“It’s time for us to ensure our city is for the working-class, everyday people,” he said at the time.
Jillian Snider, a retired NYPD officer and current John Jay adjunct lecturer, said that Adams’ one year in office “is not that much time” when assessing how he’s handled crime, highlighting he took over “at a really bad time in history.
“He came in after COVID, crimes a mess, unemployment up. And we can’t place blame on him for that,” Snider told Fox News Digital. “But I think that he came in trying to come up with novel ideas, but really he wasn’t. He was recycling things of days past.”
Snider pointed to the public safety team working to get illegal guns off the street, saying it was an “old anti-crime model” that Adams brought back and “threw a uniform on them.” She said that bringing back the plainclothes unit that de Blasio did away with at the height of the “Defund the Police” movement, was “smart” but not anything “novel.”
When asked about his campaign promises to drop the hammer on crime, Lehman said Adams is heading in the “right direction,” but needs to “go much further” and he’s “not where he needs to be.”
Among the issues Lehman said Adams needs to address is increasing the rate of police officers stopping and arresting individuals suspected of breaking a law. He commended Adams for reversing the de Blasio-era decision that did away with the NYPD’s plainclothes unit and beefing up enforcement within the subway system that has been rocked by repeated violent crimes that have left some New Yorkers fearful.
He also noted Adams advocated for more mental health resources; and has not being quick to support the closure of the city’s detention facility Rikers Island.
Snider said that Adams is working on his campaign promises of making the subway system safer and came through on his promise to bring back the plainclothes anti-crime unit.
“I’m not saying he successfully executed that plan yet,” Snider said of Adams making the subway safer, but said a decline in crimes is already evident and ridership is increasing.
Snider, however, is taking issue with Adams’ relationship with the NYPD, characterizing it as oversized and him being too involved, which she says is ultimately hurting the NYPD.
“I just feel like police commissioners and mayors in the past, they’ve always had a very workable relationship. And that the police commissioner, obviously appointed by the mayor, is going to take some guidance and suggestions. But I don’t even feel like that’s where it’s at right now,” said Snider, who is also the policy director for R Street’s Criminal Justice and Civil Liberties team.
Snider said that despite Adams having a strong leader in NYPD Commissioner Keechant L. Sewell and bringing back the position of deputy mayor for public safety for the first time since the 1990s, Adams is “too much involved.”
“I feel like he’s just going in dictating how he wants stuff done and expecting her to execute and deploy as he says. And I don’t think that he’s affording her the opportunity to maybe come up with some ideas on her own. He takes credit for everything.”

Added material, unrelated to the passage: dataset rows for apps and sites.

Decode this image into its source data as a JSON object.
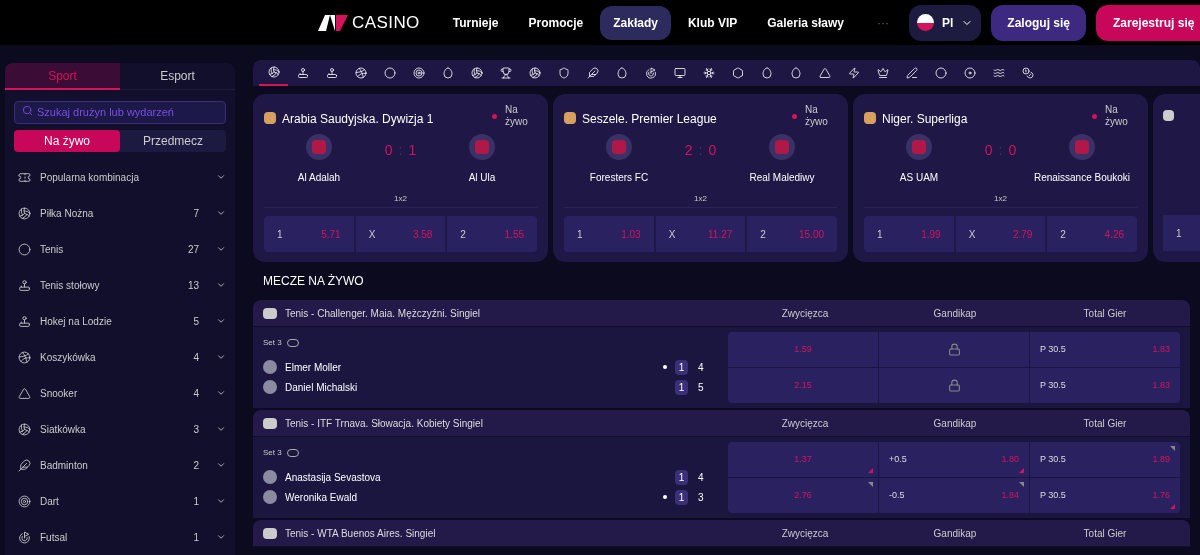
{
  "header": {
    "logo": "CASINO",
    "nav": [
      {
        "label": "Turnieje",
        "selected": false
      },
      {
        "label": "Promocje",
        "selected": false
      },
      {
        "label": "Zakłady",
        "selected": true
      },
      {
        "label": "Klub VIP",
        "selected": false
      },
      {
        "label": "Galeria sławy",
        "selected": false
      }
    ],
    "more": "···",
    "language": "Pl",
    "login": "Zaloguj się",
    "register": "Zarejestruj się"
  },
  "sidebar": {
    "tabs": [
      {
        "label": "Sport",
        "selected": true
      },
      {
        "label": "Esport",
        "selected": false
      }
    ],
    "search": {
      "placeholder": "Szukaj drużyn lub wydarzeń"
    },
    "modes": [
      {
        "label": "Na żywo",
        "selected": true
      },
      {
        "label": "Przedmecz",
        "selected": false
      }
    ],
    "categories": [
      {
        "kind": "ticket",
        "name": "Popularna kombinacja"
      },
      {
        "kind": "ball",
        "name": "Piłka Nożna",
        "count": "7"
      },
      {
        "kind": "circle",
        "name": "Tenis",
        "count": "27"
      },
      {
        "kind": "paddle",
        "name": "Tenis stołowy",
        "count": "13"
      },
      {
        "kind": "stick",
        "name": "Hokej na Lodzie",
        "count": "5"
      },
      {
        "kind": "basketball",
        "name": "Koszykówka",
        "count": "4"
      },
      {
        "kind": "triangle",
        "name": "Snooker",
        "count": "4"
      },
      {
        "kind": "volleyball",
        "name": "Siatkówka",
        "count": "3"
      },
      {
        "kind": "feather",
        "name": "Badminton",
        "count": "2"
      },
      {
        "kind": "target",
        "name": "Dart",
        "count": "1"
      },
      {
        "kind": "goal",
        "name": "Futsal",
        "count": "1"
      }
    ]
  },
  "sport_bar": [
    {
      "kind": "ball",
      "selected": true
    },
    {
      "kind": "stick",
      "selected": false
    },
    {
      "kind": "paddle",
      "selected": false
    },
    {
      "kind": "basketball",
      "selected": false
    },
    {
      "kind": "circle",
      "selected": false
    },
    {
      "kind": "target",
      "selected": false
    },
    {
      "kind": "egg",
      "selected": false
    },
    {
      "kind": "ball",
      "selected": false
    },
    {
      "kind": "trophy",
      "selected": false
    },
    {
      "kind": "volleyball",
      "selected": false
    },
    {
      "kind": "shield",
      "selected": false
    },
    {
      "kind": "feather",
      "selected": false
    },
    {
      "kind": "egg",
      "selected": false
    },
    {
      "kind": "goal",
      "selected": false
    },
    {
      "kind": "monitor",
      "selected": false
    },
    {
      "kind": "snowflake",
      "selected": false
    },
    {
      "kind": "hexagon",
      "selected": false
    },
    {
      "kind": "egg",
      "selected": false
    },
    {
      "kind": "egg",
      "selected": false
    },
    {
      "kind": "triangle",
      "selected": false
    },
    {
      "kind": "zap",
      "selected": false
    },
    {
      "kind": "crown",
      "selected": false
    },
    {
      "kind": "pen",
      "selected": false
    },
    {
      "kind": "racket",
      "selected": false
    },
    {
      "kind": "disc",
      "selected": false
    },
    {
      "kind": "waves",
      "selected": false
    },
    {
      "kind": "coin",
      "selected": false
    }
  ],
  "featured": [
    {
      "kind": "full",
      "league": "Arabia Saudyjska. Dywizja 1",
      "live": "Na żywo",
      "home": "Al Adalah",
      "away": "Al Ula",
      "score_home": "0",
      "score_sep": ":",
      "score_away": "1",
      "market": "1x2",
      "odds": [
        {
          "label": "1",
          "value": "5.71"
        },
        {
          "label": "X",
          "value": "3.58"
        },
        {
          "label": "2",
          "value": "1.55"
        }
      ]
    },
    {
      "kind": "full",
      "league": "Seszele. Premier League",
      "live": "Na żywo",
      "home": "Foresters FC",
      "away": "Real Malediwy",
      "score_home": "2",
      "score_sep": ":",
      "score_away": "0",
      "market": "1x2",
      "odds": [
        {
          "label": "1",
          "value": "1.03"
        },
        {
          "label": "X",
          "value": "11.27"
        },
        {
          "label": "2",
          "value": "15.00"
        }
      ]
    },
    {
      "kind": "full",
      "league": "Niger. Superliga",
      "live": "Na żywo",
      "home": "AS UAM",
      "away": "Renaissance Boukoki",
      "score_home": "0",
      "score_sep": ":",
      "score_away": "0",
      "market": "1x2",
      "odds": [
        {
          "label": "1",
          "value": "1.99"
        },
        {
          "label": "X",
          "value": "2.79"
        },
        {
          "label": "2",
          "value": "4.26"
        }
      ]
    },
    {
      "kind": "partial",
      "odds": [
        {
          "label": "1"
        }
      ]
    }
  ],
  "live_title": "MECZE NA ŻYWO",
  "matches": [
    {
      "league": "Tenis - Challenger. Maia. Mężczyźni. Singiel",
      "columns": [
        "Zwycięzca",
        "Gandikap",
        "Total Gier"
      ],
      "set": "Set 3",
      "players": [
        {
          "name": "Elmer Moller",
          "serving": true,
          "sets": "1",
          "games": "4",
          "winner": {
            "value": "1.59"
          },
          "handicap": {
            "locked": true
          },
          "total": {
            "line": "P 30.5",
            "value": "1.83"
          }
        },
        {
          "name": "Daniel Michalski",
          "serving": false,
          "sets": "1",
          "games": "5",
          "winner": {
            "value": "2.15"
          },
          "handicap": {
            "locked": true
          },
          "total": {
            "line": "P 30.5",
            "value": "1.83"
          }
        }
      ]
    },
    {
      "league": "Tenis - ITF Trnava. Słowacja. Kobiety Singiel",
      "columns": [
        "Zwycięzca",
        "Gandikap",
        "Total Gier"
      ],
      "set": "Set 3",
      "players": [
        {
          "name": "Anastasija Sevastova",
          "serving": false,
          "sets": "1",
          "games": "4",
          "winner": {
            "value": "1.37",
            "rising": true
          },
          "handicap": {
            "locked": false,
            "line": "+0.5",
            "value": "1.80",
            "rising": true
          },
          "total": {
            "line": "P 30.5",
            "value": "1.89",
            "rising": false
          }
        },
        {
          "name": "Weronika Ewald",
          "serving": true,
          "sets": "1",
          "games": "3",
          "winner": {
            "value": "2.76",
            "rising": false
          },
          "handicap": {
            "locked": false,
            "line": "-0.5",
            "value": "1.84",
            "rising": false
          },
          "total": {
            "line": "P 30.5",
            "value": "1.76",
            "rising": true
          }
        }
      ]
    },
    {
      "league": "Tenis - WTA Buenos Aires. Singiel",
      "columns": [
        "Zwycięzca",
        "Gandikap",
        "Total Gier"
      ]
    }
  ]
}
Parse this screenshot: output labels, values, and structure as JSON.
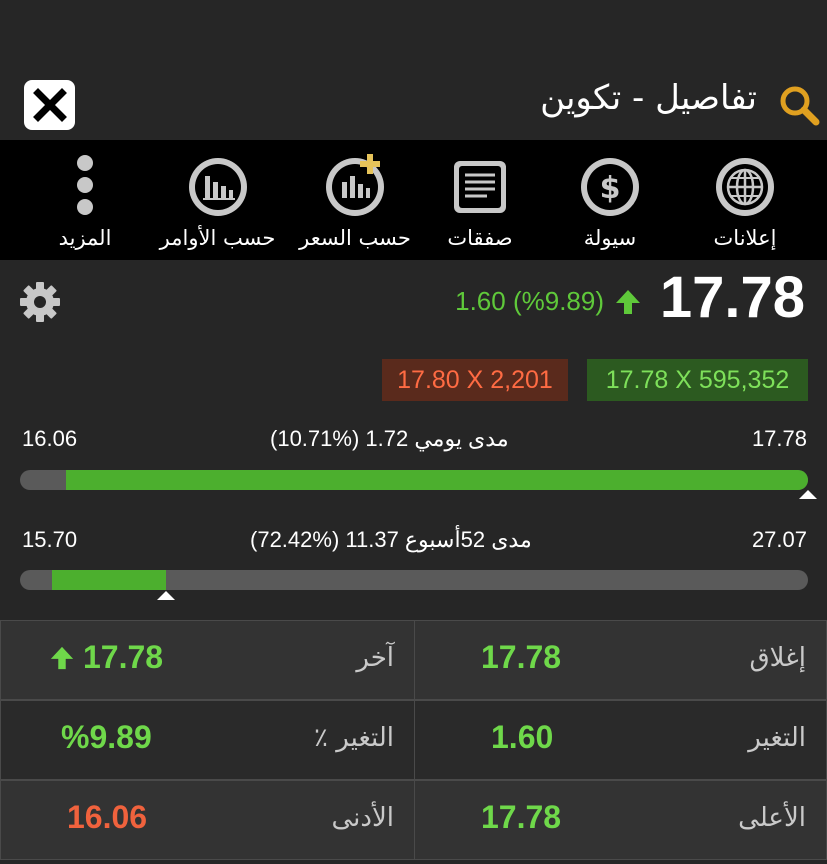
{
  "header": {
    "title": "تفاصيل - تكوين"
  },
  "toolbar": {
    "items": [
      {
        "label": "إعلانات",
        "icon": "globe-icon"
      },
      {
        "label": "سيولة",
        "icon": "dollar-icon"
      },
      {
        "label": "صفقات",
        "icon": "document-icon"
      },
      {
        "label": "حسب السعر",
        "icon": "chart-plus-icon"
      },
      {
        "label": "حسب الأوامر",
        "icon": "chart-icon"
      },
      {
        "label": "المزيد",
        "icon": "more-icon"
      }
    ]
  },
  "quote": {
    "last": "17.78",
    "change": "1.60 (%9.89)",
    "bid": "17.78 X 595,352",
    "ask": "17.80 X 2,201"
  },
  "daily_range": {
    "low": "16.06",
    "high": "17.78",
    "label": "مدى يومي 1.72 (%10.71)",
    "fill_fraction_start": 0.058,
    "marker_fraction": 1.0
  },
  "week52_range": {
    "low": "15.70",
    "high": "27.07",
    "label": "مدى 52أسبوع 11.37 (%72.42)",
    "fill_fraction_end": 0.185,
    "marker_fraction": 0.185
  },
  "stats": {
    "close_label": "إغلاق",
    "close_value": "17.78",
    "last_label": "آخر",
    "last_value": "17.78",
    "change_label": "التغير",
    "change_value": "1.60",
    "change_pct_label": "التغير ٪",
    "change_pct_value": "%9.89",
    "high_label": "الأعلى",
    "high_value": "17.78",
    "low_label": "الأدنى",
    "low_value": "16.06"
  },
  "colors": {
    "up": "#6fd84a",
    "down": "#f0623d",
    "bar_fill": "#4caf2e"
  }
}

Snider said that it looks as if Commissioner Sewell is “put off to the sidelines” during press conference, despite the community wanting to hear from her.
Snider argued that the mayor’s involvement with the NYPD is “hurting” the department, because officers are questioning how much power Sewell holds despite generally liking her as a leader.
“I also think that for cops, it’s one thing, but the community when they’re watching television, and they just see a police commissioner who’s standing on the side and a mayor who’s doing all the talking. I think that makes the community – who doesn’t really understand the nuances of mayor, deputy mayor, police commissioner – I don’t think most people understand all that. They most probably think he is the police commissioner and the mayor,” Snider said.
Fox News Digital reached out to the mayor’s office for comment, but did not immediately receive a reply.
“I’m so excited about 2023,” Adams told The City last month. “We got some good stuff in the pipeline.”
“I love doing my job,” he added.